(GIVEN RECORDS begins)
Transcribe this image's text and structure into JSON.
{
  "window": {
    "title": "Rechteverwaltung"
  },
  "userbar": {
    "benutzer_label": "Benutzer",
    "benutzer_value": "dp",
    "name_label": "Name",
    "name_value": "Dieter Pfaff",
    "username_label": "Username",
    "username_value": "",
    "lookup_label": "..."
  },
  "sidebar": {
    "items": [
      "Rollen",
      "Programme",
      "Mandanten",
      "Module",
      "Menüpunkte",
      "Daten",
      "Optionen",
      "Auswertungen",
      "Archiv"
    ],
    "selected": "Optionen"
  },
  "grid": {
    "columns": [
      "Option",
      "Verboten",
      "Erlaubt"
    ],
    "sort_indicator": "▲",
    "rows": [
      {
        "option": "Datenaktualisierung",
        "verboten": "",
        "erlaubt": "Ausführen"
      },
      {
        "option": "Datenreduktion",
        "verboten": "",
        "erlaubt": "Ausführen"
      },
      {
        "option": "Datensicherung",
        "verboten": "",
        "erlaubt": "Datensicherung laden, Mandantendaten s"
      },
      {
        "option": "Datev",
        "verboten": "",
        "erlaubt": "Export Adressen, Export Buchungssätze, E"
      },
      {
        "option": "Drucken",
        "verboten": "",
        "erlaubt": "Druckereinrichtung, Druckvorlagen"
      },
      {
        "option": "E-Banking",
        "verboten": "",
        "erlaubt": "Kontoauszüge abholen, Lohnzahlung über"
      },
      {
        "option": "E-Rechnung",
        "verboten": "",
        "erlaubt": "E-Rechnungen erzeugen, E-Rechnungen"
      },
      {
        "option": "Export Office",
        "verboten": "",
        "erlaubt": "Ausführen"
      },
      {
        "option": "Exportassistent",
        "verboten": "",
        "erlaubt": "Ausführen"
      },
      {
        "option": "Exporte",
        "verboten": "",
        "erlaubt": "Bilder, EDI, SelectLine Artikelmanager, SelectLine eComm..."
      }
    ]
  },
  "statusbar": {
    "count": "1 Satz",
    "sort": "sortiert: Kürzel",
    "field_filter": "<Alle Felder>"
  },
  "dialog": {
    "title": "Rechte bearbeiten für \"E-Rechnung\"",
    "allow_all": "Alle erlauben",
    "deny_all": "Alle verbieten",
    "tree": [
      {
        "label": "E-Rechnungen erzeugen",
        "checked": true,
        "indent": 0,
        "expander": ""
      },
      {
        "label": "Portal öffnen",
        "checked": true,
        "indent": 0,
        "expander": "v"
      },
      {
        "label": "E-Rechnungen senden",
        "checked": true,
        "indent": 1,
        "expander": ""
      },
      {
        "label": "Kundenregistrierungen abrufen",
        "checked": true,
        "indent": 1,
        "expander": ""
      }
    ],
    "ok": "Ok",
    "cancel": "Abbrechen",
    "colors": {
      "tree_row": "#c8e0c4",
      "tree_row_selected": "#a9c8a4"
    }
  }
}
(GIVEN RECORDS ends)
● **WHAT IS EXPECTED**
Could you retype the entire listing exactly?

● **TASK RESULT**
Transcribe this image's text and structure into JSON.
{
  "window": {
    "title": "Rechteverwaltung"
  },
  "userbar": {
    "benutzer_label": "Benutzer",
    "benutzer_value": "dp",
    "name_label": "Name",
    "name_value": "Dieter Pfaff",
    "username_label": "Username",
    "username_value": "",
    "lookup_label": "..."
  },
  "sidebar": {
    "items": [
      "Rollen",
      "Programme",
      "Mandanten",
      "Module",
      "Menüpunkte",
      "Daten",
      "Optionen",
      "Auswertungen",
      "Archiv"
    ],
    "selected": "Optionen"
  },
  "grid": {
    "columns": [
      "Option",
      "Verboten",
      "Erlaubt"
    ],
    "sort_indicator": "▲",
    "rows": [
      {
        "option": "Datenaktualisierung",
        "verboten": "",
        "erlaubt": "Ausführen"
      },
      {
        "option": "Datenreduktion",
        "verboten": "",
        "erlaubt": "Ausführen"
      },
      {
        "option": "Datensicherung",
        "verboten": "",
        "erlaubt": "Datensicherung laden, Mandantendaten s"
      },
      {
        "option": "Datev",
        "verboten": "",
        "erlaubt": "Export Adressen, Export Buchungssätze, E"
      },
      {
        "option": "Drucken",
        "verboten": "",
        "erlaubt": "Druckereinrichtung, Druckvorlagen"
      },
      {
        "option": "E-Banking",
        "verboten": "",
        "erlaubt": "Kontoauszüge abholen, Lohnzahlung über"
      },
      {
        "option": "E-Rechnung",
        "verboten": "",
        "erlaubt": "E-Rechnungen erzeugen, E-Rechnungen"
      },
      {
        "option": "Export Office",
        "verboten": "",
        "erlaubt": "Ausführen"
      },
      {
        "option": "Exportassistent",
        "verboten": "",
        "erlaubt": "Ausführen"
      },
      {
        "option": "Exporte",
        "verboten": "",
        "erlaubt": "Bilder, EDI, SelectLine Artikelmanager, SelectLine eComm..."
      }
    ]
  },
  "statusbar": {
    "count": "1 Satz",
    "sort": "sortiert: Kürzel",
    "field_filter": "<Alle Felder>"
  },
  "dialog": {
    "title": "Rechte bearbeiten für \"E-Rechnung\"",
    "allow_all": "Alle erlauben",
    "deny_all": "Alle verbieten",
    "tree": [
      {
        "label": "E-Rechnungen erzeugen",
        "checked": true,
        "indent": 0,
        "expander": ""
      },
      {
        "label": "Portal öffnen",
        "checked": true,
        "indent": 0,
        "expander": "v"
      },
      {
        "label": "E-Rechnungen senden",
        "checked": true,
        "indent": 1,
        "expander": ""
      },
      {
        "label": "Kundenregistrierungen abrufen",
        "checked": true,
        "indent": 1,
        "expander": ""
      }
    ],
    "ok": "Ok",
    "cancel": "Abbrechen",
    "colors": {
      "tree_row": "#c8e0c4",
      "tree_row_selected": "#a9c8a4"
    }
  }
}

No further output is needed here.